Dorothy Khan (Nepal)

Dorothy Khan received her MS in Global Affairs from New York University, graduating with a concentration in Human Rights and International Law. She conducted field research on both registered and unregistered Rohingya women in the refugee camps of Bangladesh. During the summer of 2015, she traveled to Iraq to implement a self-designed project, aimed at empowering youth in the Duhok region of Iraq to become local community peace builders. In addition, she previously worked with urban refugees in South Africa, aiding them in navigating through difficult legal issues as they formally applied for refugee status. Her experience over the years in refugee rights, women's empowerment and human rights has imbued her with substantial experience working with disadvantaged populations throughout the world. Dorothy is also a recipient of a MA degree in Public Policy and and BA degree in Political Science from Stony Brook University. After her fellowship, Dorothy wrote: "Working with students in rural Nepal really changed me as a person and my outlook in life. Not only was this fellowship the most challenging experience I have ever had but it was rewarding and powerful, and I would do it again."



Three Things You Need in Nepal

10 Jun

resized5As I sit here in my uncomfortably hot room in 100F temperatures without any electricity or generator to turn on the fan, I have come to the realization that in order to survive in Nepal, you need three simple things- patience, patience and patience!

First of all, nothing in Nepal seems to start on time. My bus to the field was supposed to leave around 5:00pm from a bus station near “baba petrol pump” and I was advised to be there by 4:30. While I was there at 4:30 patiently waiting in the extreme heat and pollution, the bus did not show up until 5:45pm. Not only did the bus not arrive on time, it left without me and my translator. The right thing to do would be to stop and pick up your passenger, right? In Nepal the bus just keeps moving and they expect the passenger to chase after it with their luggage, eventually climbing on a running bus. Yup, that is what I did. After getting on the bus, the conductor was getting mad at us for not seeing the bus and getting in it on time. The nerve of that man!

Secondly, be ready and willing to walk in the heat, eat in the heat and sleep in the heat. Load shedding is a major problem in rural Nepal. Electricity rarely stays on for more than 2-3 hours before going out for the whole day or night for that matter. So, be prepared to just sweat all day and embrace feeling wet all the time.

resized8Thirdly, walking will be your best mode of travel when you come to rural Nepal. Walking, climbing, hiking, sometimes for three hours is a normal time if you want to get somewhere. Public transportation is a luxury here if you can find it. Your umbrella will soon become your best friend and you will get attached to it very, very quickly.

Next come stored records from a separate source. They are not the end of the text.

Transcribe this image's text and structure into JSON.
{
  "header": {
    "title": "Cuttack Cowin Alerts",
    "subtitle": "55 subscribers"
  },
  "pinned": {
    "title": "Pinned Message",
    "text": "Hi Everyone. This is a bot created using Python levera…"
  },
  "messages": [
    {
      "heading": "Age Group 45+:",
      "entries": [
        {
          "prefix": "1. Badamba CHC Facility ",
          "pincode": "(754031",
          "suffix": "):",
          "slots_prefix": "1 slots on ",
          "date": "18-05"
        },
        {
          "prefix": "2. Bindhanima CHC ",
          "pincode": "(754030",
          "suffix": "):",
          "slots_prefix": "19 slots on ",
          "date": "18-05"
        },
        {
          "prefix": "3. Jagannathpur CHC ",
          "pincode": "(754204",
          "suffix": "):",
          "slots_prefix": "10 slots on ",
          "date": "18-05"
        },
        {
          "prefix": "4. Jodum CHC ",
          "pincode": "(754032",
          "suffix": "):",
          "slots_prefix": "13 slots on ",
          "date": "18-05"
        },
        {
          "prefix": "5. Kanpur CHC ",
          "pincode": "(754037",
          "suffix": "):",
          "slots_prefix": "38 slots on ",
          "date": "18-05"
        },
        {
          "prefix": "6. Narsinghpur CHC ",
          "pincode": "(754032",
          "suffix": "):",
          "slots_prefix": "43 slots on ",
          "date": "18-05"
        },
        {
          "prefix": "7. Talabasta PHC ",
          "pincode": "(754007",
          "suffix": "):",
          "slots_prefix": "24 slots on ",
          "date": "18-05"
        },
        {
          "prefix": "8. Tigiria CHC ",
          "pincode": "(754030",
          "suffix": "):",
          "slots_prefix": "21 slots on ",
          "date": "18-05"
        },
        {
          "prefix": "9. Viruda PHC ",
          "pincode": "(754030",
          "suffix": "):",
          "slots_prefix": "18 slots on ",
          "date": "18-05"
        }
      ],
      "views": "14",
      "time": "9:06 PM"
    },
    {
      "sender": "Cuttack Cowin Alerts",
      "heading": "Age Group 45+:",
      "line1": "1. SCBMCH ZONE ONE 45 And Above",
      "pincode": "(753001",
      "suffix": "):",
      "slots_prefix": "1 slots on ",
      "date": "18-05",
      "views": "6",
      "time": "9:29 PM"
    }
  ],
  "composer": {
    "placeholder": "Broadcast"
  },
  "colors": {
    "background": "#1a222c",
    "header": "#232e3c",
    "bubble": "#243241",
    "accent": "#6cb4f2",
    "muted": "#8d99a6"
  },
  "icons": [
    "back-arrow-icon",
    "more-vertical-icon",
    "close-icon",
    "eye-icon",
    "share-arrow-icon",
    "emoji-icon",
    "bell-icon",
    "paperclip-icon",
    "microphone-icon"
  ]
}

Lastly, be prepared to squat on the side of the road to relieve yourself when traveling long distances. During my travel from Kathmandu to Surkhet, I was woken by the bus conductor at 3:00am for a bathroom break. I disembarked from the bus in my sleepy haze, looked around and asked my translator, “where is the soap and sink to wash your hands, and for that matter…where is the toilet?!” Her witty response was “who needs a toilet when you have the open field to do you personal business?”

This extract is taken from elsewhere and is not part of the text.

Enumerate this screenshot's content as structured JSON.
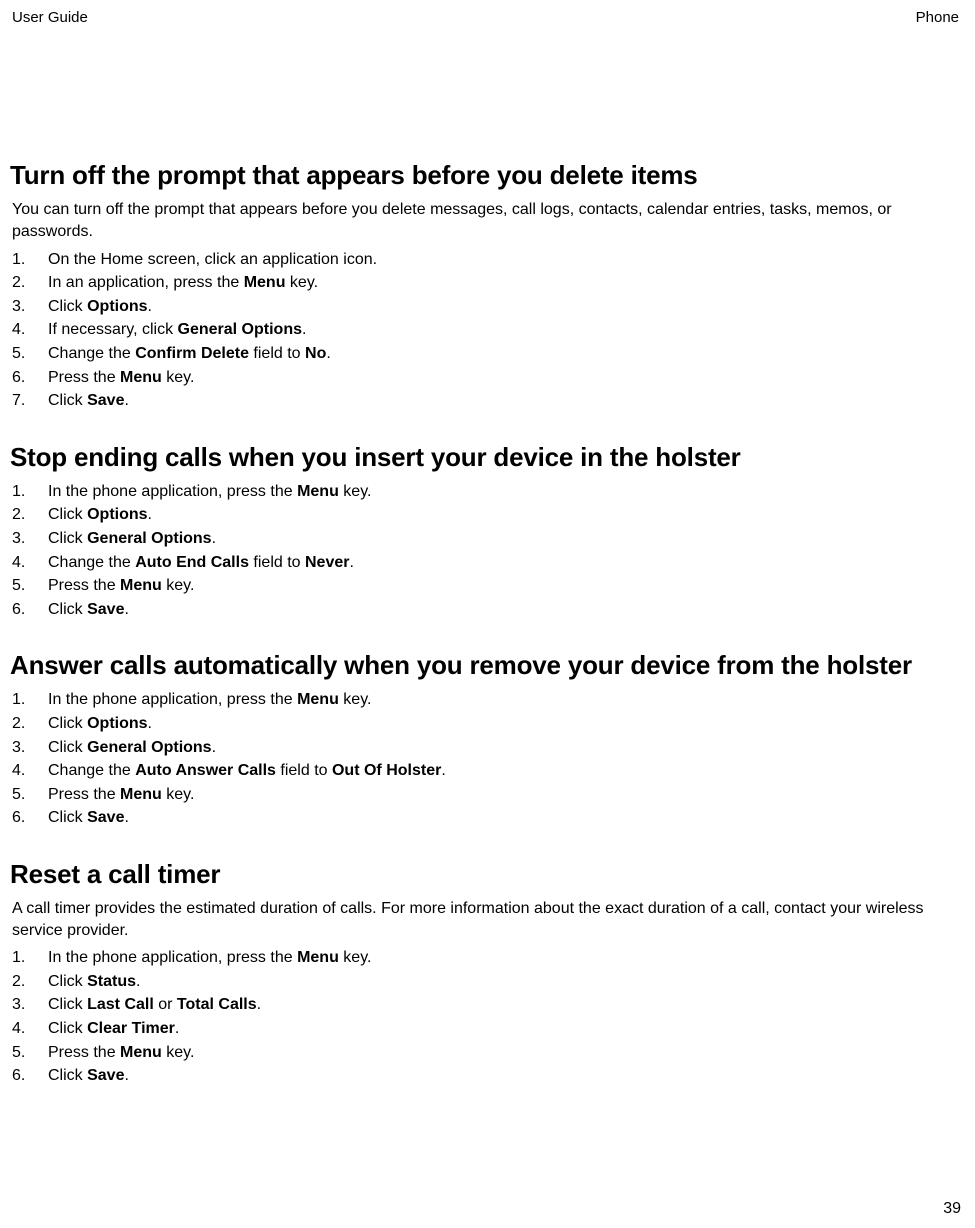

Really Usha, really? Men and women are just doing their business right next to the bus in pitch black darkness! I was just standing there assessing the situation when a man approached me and my translator and pointed to a spot where we can squat. This is normal, isn’t it?  This was certainly an interesting experience which I clearly could have gone without.

Cheers to everyone who is reading my blog while sitting in the A.C!

Posted By Dorothy Khan (Nepal)

Posted Jun 10th, 2016